Fans online and on Reddit speculated that the Queen of Hearts and Jackie's heart necklace were used in a ritual very similar to what happened in the episode. Do you read reddit and what do you think about fans getting it right?
Well, during the first season, Ihe wason Reddit, which is the worst thing for an actor to do. I asked myself, "What are they saying about me?" And it was always just about how bad my wig looked. He looks good this season but in the first season there were no roots and that's what all the comments are about. So I ditched Reddit and have been pretty far away from it this season. I don't really know what people say - but I think my mom does! [he laughs]She gives a lot of attention because she is a big fan.
Is it safe to say that the Queen of Hearts is returning?
To. And it will continue…
After Nat takes out the Queen of Hearts, Travis saves her and sends Javi to help her. Nat had developed a special, protective relationship with Javi, and now she was watching him die trying to save her. How will this affect her - and her relationship with Travis - going forward?
This is a big turning point for her. She is already a person who naturally carries a lot of guilt and a lot of weight. But this is the biggest burden yet. She and Travis will never go back to the way they were. There will be a bond around trauma and the fact that they saw each other when they were at their worst, and it's a very specific kind of bond. But this guilt will create a wall that will live inside her forever. And look what has already happened! First you eat a person and now you have to live with them. Then she let Javi die. The guilt will only pile up. And that's what makes Natalie contemporary. That's why he doesn't want to be conscious most of the time.
On a practical level, what was it like filming the furious chase scene in the desert?
There was a lot of running!
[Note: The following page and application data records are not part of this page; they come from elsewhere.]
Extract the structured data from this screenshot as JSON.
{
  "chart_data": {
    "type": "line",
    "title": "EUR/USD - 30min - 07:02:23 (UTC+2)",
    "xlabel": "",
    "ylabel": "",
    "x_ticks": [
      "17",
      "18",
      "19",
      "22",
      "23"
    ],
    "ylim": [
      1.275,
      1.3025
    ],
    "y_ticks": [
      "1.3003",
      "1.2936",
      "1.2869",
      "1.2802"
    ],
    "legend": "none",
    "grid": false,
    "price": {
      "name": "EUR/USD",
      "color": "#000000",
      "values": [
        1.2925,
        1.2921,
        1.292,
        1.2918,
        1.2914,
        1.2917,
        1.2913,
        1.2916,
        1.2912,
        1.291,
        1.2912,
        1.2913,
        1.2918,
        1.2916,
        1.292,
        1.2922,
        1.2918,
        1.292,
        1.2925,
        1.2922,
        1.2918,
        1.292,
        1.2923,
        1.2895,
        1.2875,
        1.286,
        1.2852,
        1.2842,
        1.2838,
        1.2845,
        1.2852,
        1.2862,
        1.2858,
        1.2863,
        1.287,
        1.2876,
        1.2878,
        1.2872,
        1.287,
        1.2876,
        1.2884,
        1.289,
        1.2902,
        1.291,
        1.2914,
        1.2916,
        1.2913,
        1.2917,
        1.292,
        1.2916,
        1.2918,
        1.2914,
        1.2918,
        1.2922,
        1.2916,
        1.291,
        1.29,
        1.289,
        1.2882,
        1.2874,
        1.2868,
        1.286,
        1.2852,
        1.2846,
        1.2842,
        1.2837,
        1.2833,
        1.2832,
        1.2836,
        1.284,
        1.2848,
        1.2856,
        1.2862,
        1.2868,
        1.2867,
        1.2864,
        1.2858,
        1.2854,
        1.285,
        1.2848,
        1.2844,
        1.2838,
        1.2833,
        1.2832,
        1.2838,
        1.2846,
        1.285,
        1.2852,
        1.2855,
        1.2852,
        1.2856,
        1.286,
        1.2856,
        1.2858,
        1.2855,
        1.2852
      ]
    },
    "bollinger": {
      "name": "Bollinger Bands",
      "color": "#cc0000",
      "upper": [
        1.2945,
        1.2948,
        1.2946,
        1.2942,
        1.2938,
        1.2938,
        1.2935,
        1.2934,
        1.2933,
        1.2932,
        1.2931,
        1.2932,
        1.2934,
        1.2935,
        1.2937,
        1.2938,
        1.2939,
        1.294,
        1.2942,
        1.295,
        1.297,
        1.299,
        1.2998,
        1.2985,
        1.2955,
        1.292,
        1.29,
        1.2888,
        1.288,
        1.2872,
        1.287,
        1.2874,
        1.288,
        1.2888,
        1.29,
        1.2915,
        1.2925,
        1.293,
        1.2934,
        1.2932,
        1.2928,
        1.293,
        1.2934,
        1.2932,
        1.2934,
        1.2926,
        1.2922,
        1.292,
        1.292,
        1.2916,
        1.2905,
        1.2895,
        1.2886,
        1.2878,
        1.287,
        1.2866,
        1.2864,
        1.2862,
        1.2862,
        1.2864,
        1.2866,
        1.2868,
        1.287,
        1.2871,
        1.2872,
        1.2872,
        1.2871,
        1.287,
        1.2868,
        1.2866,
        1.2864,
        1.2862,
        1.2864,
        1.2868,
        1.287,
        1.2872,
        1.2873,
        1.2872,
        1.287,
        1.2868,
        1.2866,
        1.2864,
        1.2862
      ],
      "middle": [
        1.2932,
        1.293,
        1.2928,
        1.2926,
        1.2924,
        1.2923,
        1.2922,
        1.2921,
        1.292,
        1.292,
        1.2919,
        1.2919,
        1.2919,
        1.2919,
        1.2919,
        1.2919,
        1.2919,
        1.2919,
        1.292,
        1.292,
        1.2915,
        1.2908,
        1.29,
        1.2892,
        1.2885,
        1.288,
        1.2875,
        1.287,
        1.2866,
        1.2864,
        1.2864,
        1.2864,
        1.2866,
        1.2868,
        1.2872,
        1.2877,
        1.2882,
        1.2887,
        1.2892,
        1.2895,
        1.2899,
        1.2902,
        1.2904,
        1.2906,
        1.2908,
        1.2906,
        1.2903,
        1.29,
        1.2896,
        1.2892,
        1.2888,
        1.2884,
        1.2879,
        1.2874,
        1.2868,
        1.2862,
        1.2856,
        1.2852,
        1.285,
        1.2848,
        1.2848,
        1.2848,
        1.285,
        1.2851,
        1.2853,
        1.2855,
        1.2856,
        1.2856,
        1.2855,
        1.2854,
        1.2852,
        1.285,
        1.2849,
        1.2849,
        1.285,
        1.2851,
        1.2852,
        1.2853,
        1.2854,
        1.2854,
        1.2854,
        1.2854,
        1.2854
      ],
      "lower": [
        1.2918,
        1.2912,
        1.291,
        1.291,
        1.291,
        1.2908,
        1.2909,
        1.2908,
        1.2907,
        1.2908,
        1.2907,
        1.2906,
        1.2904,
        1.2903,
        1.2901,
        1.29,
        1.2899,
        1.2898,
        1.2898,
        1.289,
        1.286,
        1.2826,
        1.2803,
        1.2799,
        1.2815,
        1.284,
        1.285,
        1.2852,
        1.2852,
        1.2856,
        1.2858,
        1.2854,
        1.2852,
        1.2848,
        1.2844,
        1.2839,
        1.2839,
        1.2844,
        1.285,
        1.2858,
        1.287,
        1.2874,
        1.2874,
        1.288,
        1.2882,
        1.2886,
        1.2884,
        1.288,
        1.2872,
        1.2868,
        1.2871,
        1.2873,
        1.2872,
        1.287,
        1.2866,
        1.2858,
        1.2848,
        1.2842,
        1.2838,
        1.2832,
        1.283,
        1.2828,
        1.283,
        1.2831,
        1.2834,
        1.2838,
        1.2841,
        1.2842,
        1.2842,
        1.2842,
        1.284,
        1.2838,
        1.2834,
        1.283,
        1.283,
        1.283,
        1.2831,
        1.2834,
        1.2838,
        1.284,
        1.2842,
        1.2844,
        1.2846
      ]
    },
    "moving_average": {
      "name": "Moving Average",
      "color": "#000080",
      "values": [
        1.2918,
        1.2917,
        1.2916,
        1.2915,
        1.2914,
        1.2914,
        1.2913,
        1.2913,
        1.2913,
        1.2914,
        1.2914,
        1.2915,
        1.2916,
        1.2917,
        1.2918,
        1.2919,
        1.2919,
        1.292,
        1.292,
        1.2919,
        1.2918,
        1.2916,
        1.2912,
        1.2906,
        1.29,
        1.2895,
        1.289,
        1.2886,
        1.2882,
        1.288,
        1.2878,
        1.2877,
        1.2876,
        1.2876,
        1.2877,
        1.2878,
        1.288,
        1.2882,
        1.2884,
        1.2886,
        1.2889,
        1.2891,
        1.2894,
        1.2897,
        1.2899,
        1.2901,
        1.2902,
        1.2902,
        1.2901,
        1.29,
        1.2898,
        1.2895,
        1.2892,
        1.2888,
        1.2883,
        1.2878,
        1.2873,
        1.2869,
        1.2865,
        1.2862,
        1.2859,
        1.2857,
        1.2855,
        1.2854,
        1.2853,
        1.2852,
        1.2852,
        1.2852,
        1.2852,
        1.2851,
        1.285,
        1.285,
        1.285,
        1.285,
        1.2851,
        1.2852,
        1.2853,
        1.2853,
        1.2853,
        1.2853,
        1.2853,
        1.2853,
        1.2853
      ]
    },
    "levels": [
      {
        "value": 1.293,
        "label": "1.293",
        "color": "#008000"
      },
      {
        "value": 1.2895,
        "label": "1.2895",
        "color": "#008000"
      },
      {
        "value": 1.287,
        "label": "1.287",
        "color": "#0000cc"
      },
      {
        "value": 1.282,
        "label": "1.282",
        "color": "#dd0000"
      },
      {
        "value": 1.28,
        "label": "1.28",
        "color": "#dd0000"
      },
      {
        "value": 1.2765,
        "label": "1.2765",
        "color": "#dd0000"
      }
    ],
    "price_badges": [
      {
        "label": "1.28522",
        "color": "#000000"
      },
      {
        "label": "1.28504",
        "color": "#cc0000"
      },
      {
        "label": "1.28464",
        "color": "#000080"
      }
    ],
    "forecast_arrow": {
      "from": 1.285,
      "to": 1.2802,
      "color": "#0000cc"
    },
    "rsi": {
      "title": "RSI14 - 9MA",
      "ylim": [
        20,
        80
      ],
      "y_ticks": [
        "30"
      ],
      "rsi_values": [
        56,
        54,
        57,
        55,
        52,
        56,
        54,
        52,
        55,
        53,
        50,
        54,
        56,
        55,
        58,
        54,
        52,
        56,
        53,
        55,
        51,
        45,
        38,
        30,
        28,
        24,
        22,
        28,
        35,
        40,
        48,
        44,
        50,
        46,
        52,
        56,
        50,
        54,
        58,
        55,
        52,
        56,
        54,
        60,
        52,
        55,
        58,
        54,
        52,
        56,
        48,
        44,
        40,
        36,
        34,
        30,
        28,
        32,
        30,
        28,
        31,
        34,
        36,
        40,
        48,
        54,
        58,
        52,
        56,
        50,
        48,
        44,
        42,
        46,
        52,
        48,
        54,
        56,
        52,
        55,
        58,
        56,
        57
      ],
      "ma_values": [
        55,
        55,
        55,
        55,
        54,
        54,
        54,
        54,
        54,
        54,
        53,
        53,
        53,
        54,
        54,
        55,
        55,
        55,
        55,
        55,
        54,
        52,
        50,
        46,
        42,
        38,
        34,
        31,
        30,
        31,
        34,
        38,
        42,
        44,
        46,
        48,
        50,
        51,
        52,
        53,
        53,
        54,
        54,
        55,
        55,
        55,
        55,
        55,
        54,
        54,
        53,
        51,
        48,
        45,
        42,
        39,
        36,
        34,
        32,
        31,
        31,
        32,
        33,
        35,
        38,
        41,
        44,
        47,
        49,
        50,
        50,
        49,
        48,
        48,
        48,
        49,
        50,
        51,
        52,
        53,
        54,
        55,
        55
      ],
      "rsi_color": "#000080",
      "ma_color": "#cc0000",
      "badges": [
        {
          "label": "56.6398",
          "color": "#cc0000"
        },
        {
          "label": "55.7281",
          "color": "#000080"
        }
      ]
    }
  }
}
It's so stupid, but I'm very conscious of my running. And now I look at it on the screen, I look like a gremlin! But it's one of the hardest things to do on camera! You're trying to stay in character, but also not look stupid. When we were doing soccer practice for the pilot, the coach said I run in a gazelle position.
But isn't that good? As they say, "graceful as a gazelle!"
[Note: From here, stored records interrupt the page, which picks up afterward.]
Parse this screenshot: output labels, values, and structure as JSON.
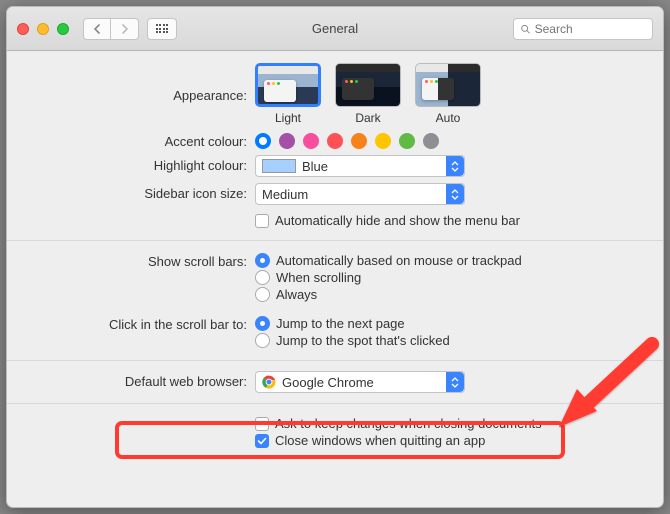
{
  "window": {
    "title": "General"
  },
  "search": {
    "placeholder": "Search"
  },
  "appearance": {
    "label": "Appearance:",
    "options": [
      {
        "name": "Light",
        "selected": true
      },
      {
        "name": "Dark",
        "selected": false
      },
      {
        "name": "Auto",
        "selected": false
      }
    ]
  },
  "accent": {
    "label": "Accent colour:",
    "colors": [
      "#007aff",
      "#a550a7",
      "#f74f9e",
      "#ff5257",
      "#f7821b",
      "#ffc600",
      "#62ba46",
      "#8e8e93"
    ],
    "selected_index": 0
  },
  "highlight": {
    "label": "Highlight colour:",
    "value": "Blue"
  },
  "sidebar_size": {
    "label": "Sidebar icon size:",
    "value": "Medium"
  },
  "menubar_autohide": {
    "label": "Automatically hide and show the menu bar",
    "checked": false
  },
  "scrollbars": {
    "label": "Show scroll bars:",
    "options": [
      {
        "label": "Automatically based on mouse or trackpad",
        "checked": true
      },
      {
        "label": "When scrolling",
        "checked": false
      },
      {
        "label": "Always",
        "checked": false
      }
    ]
  },
  "scrollclick": {
    "label": "Click in the scroll bar to:",
    "options": [
      {
        "label": "Jump to the next page",
        "checked": true
      },
      {
        "label": "Jump to the spot that's clicked",
        "checked": false
      }
    ]
  },
  "browser": {
    "label": "Default web browser:",
    "value": "Google Chrome"
  },
  "ask_changes": {
    "label": "Ask to keep changes when closing documents",
    "checked": false
  },
  "close_windows": {
    "label": "Close windows when quitting an app",
    "checked": true
  }
}
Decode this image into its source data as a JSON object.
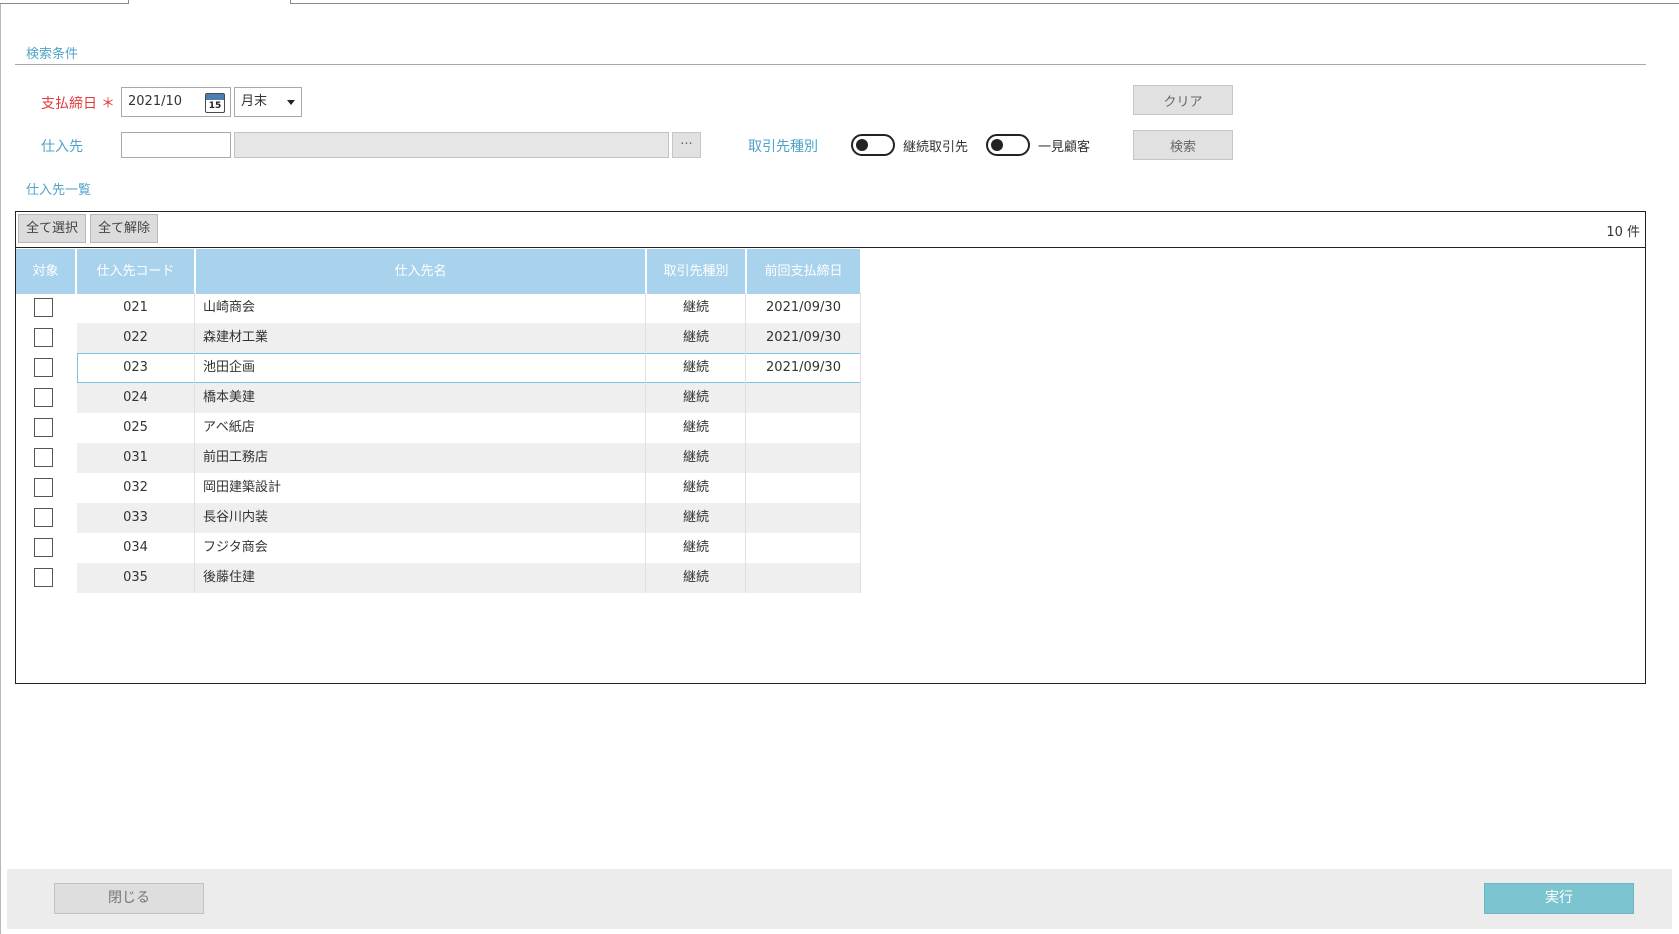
{
  "search_section": {
    "title": "検索条件",
    "payment_close_date": {
      "label": "支払締日",
      "required_mark": "＊",
      "value": "2021/10",
      "calendar_day": "15",
      "select_value": "月末"
    },
    "supplier": {
      "label": "仕入先",
      "code_value": "",
      "name_value": "",
      "lookup_label": "···"
    },
    "partner_type": {
      "label": "取引先種別",
      "options": [
        "継続取引先",
        "一見顧客"
      ]
    },
    "clear_label": "クリア",
    "search_label": "検索"
  },
  "list_section": {
    "title": "仕入先一覧",
    "select_all_label": "全て選択",
    "deselect_all_label": "全て解除",
    "count_text": "10 件",
    "columns": [
      "対象",
      "仕入先コード",
      "仕入先名",
      "取引先種別",
      "前回支払締日"
    ],
    "rows": [
      {
        "checked": false,
        "code": "021",
        "name": "山崎商会",
        "type": "継続",
        "last_date": "2021/09/30"
      },
      {
        "checked": false,
        "code": "022",
        "name": "森建材工業",
        "type": "継続",
        "last_date": "2021/09/30"
      },
      {
        "checked": false,
        "code": "023",
        "name": "池田企画",
        "type": "継続",
        "last_date": "2021/09/30"
      },
      {
        "checked": false,
        "code": "024",
        "name": "橋本美建",
        "type": "継続",
        "last_date": ""
      },
      {
        "checked": false,
        "code": "025",
        "name": "アベ紙店",
        "type": "継続",
        "last_date": ""
      },
      {
        "checked": false,
        "code": "031",
        "name": "前田工務店",
        "type": "継続",
        "last_date": ""
      },
      {
        "checked": false,
        "code": "032",
        "name": "岡田建築設計",
        "type": "継続",
        "last_date": ""
      },
      {
        "checked": false,
        "code": "033",
        "name": "長谷川内装",
        "type": "継続",
        "last_date": ""
      },
      {
        "checked": false,
        "code": "034",
        "name": "フジタ商会",
        "type": "継続",
        "last_date": ""
      },
      {
        "checked": false,
        "code": "035",
        "name": "後藤住建",
        "type": "継続",
        "last_date": ""
      }
    ],
    "selected_row": 2
  },
  "footer": {
    "close_label": "閉じる",
    "execute_label": "実行"
  },
  "colors": {
    "accent": "#4fa3c8",
    "required": "#e23a3a",
    "header_bg": "#a9d3ec",
    "execute_bg": "#7cc4d0"
  }
}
But that's not how a football player runs! And don't run for your life like that! So I tried to look mean and it didn't work. [he laughs] All this makes me look like a bad actor!
What was the atmosphere like on set during the map scene and the chase scene?
There was something so strange about filming the card scene. It was such a long shot and we went through everything every time. Then Lottie's little shrine came tumbling down out of nowhere and I said, "It's cursed! We're cursed!" So I had that in mind until the end of filming.
And a sense of anxiety was already embedded in the room. We are not used to silence and stillness, and there is something so eerie about that. So there was a build-up of tension, and the fact that the character got lost in the chase scene seemed like a release of all that tension. Everyone went super manic.
Since you mentioned the shrine - all the yellow vests seemed to put a mark or sacrifice on it. What did Nat contribute?
I did not put anything on the shrine. I don't think Natalie would put anything on it.
What can you tease from the finale and the aftermath of what happened at the end of this episode?
There's another big shift for Natalie who came out of nowhere. And when I read that, I screamed and called my mom.
This interview has been edited and condensed for clarity.
Nojan Aminosharei is Men's Health Entertainment Director and Harper's Bazaar Special Projects Editor. He was previously director of entertainment at Hearst Digital Media, and before that senior editor at GQ. Raised in Vancouver, Canada, Nojan graduated from NYU with a master's degree in magazine journalism. The late Elaine Stritch once said to him: "What's the name Nojan? I'm 89 years old, I don't have time for that shit."